## [Required work]
Locate each line in the records containing "this". Copy it.

Interface dataset entries
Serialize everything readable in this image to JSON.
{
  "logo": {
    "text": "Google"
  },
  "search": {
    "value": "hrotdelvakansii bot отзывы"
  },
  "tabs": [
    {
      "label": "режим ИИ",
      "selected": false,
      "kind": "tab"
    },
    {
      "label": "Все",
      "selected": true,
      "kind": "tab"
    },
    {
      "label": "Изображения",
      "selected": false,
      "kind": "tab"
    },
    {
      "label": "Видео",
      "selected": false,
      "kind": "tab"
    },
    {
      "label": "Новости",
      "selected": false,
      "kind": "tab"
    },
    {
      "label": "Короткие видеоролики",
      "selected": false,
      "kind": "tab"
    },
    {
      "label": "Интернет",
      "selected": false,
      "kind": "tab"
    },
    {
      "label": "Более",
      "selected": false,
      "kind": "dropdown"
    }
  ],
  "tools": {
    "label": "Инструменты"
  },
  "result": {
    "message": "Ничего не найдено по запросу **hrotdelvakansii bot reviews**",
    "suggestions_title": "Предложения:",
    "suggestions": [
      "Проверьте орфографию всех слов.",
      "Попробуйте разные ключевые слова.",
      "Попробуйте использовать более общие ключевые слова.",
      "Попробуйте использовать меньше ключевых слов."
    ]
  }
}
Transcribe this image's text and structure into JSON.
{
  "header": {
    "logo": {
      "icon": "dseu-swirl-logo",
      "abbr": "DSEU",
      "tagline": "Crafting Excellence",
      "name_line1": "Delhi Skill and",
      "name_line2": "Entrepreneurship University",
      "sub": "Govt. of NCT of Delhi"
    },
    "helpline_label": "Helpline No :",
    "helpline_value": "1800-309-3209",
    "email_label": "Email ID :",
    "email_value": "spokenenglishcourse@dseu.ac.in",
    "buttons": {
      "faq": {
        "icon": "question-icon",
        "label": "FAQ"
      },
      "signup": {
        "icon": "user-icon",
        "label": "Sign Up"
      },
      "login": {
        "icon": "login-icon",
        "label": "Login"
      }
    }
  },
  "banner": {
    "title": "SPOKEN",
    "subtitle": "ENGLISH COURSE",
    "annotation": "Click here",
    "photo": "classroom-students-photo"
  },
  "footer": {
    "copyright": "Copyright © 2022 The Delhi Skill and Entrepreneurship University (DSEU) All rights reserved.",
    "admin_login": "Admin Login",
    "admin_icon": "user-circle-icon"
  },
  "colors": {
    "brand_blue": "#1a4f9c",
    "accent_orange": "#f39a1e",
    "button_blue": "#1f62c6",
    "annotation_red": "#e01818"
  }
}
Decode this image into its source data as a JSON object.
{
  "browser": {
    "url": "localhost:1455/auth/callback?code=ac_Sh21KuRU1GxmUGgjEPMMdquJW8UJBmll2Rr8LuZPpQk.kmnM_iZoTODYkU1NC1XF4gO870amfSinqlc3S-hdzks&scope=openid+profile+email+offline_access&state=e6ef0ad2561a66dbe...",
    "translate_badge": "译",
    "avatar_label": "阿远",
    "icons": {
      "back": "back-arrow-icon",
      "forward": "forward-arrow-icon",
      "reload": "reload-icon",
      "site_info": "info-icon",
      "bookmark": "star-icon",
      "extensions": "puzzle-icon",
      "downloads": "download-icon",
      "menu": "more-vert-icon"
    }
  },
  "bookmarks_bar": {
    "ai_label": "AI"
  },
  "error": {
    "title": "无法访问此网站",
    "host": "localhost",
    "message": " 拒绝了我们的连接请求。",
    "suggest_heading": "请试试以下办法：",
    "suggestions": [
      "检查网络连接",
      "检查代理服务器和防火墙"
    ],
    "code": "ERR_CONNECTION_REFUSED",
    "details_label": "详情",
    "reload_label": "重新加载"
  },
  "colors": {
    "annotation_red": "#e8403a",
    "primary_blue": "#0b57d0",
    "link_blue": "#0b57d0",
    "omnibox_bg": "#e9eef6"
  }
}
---
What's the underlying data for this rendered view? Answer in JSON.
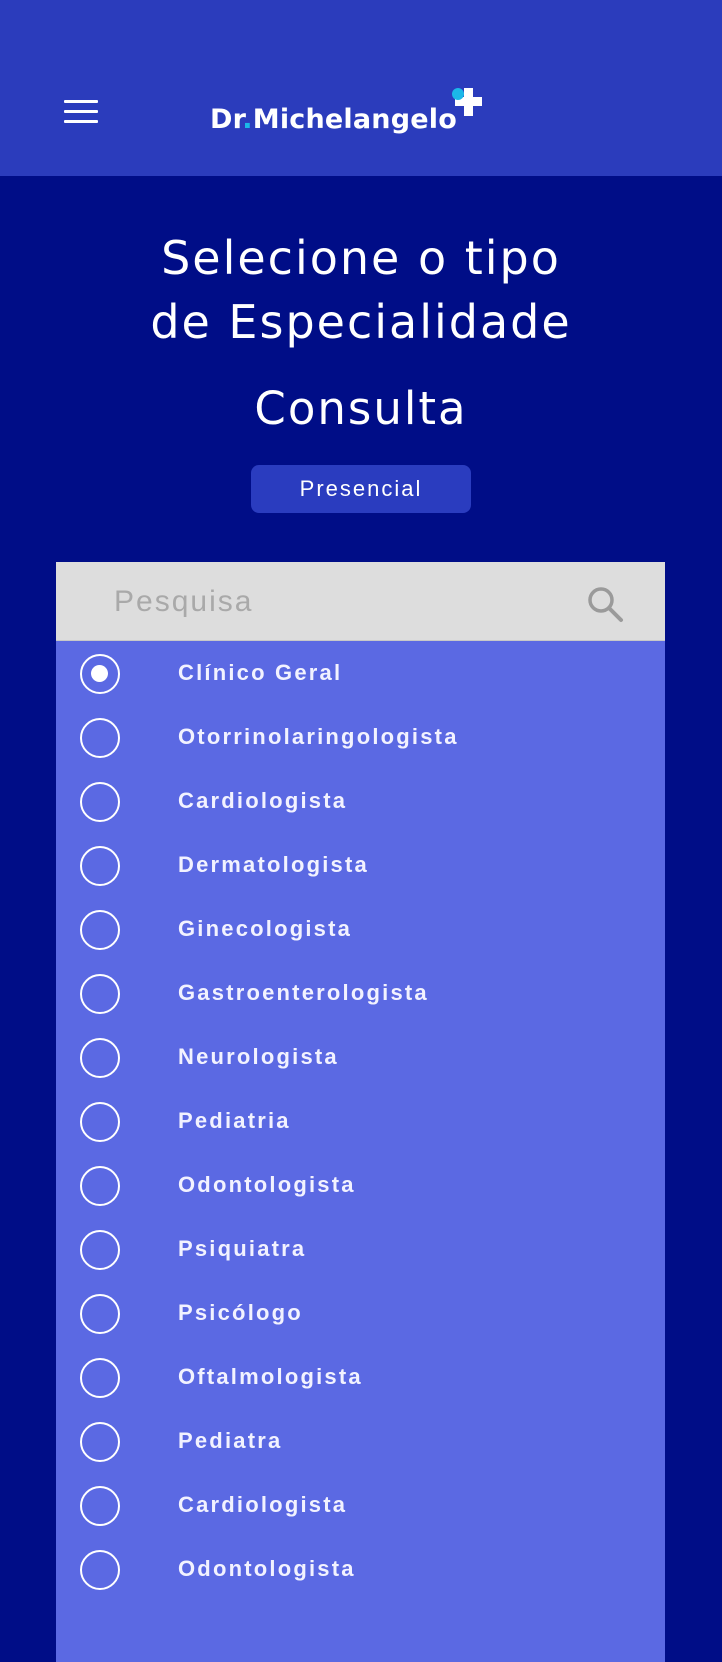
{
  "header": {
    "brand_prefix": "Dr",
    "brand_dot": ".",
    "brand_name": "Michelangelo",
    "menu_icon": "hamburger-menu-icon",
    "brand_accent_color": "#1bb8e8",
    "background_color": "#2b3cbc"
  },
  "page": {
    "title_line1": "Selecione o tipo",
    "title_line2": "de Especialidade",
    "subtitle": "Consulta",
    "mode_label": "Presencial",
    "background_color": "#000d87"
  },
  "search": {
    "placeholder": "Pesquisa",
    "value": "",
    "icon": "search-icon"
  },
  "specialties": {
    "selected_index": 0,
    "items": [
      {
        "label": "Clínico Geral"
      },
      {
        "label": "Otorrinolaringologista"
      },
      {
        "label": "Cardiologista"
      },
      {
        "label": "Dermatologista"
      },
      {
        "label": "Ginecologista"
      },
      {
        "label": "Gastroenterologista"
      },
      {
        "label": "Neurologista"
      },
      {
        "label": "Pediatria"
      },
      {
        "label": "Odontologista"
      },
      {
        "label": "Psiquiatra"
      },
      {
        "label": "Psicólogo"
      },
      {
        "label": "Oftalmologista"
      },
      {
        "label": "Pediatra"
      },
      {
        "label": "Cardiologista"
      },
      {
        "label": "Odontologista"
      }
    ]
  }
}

## [Answer space]
Serialize everything readable in this image to JSON.
Transcribe this image's text and structure into JSON.
Decode this image into its source data as a JSON object.
What's the underlying data for this rendered view? Answer in JSON.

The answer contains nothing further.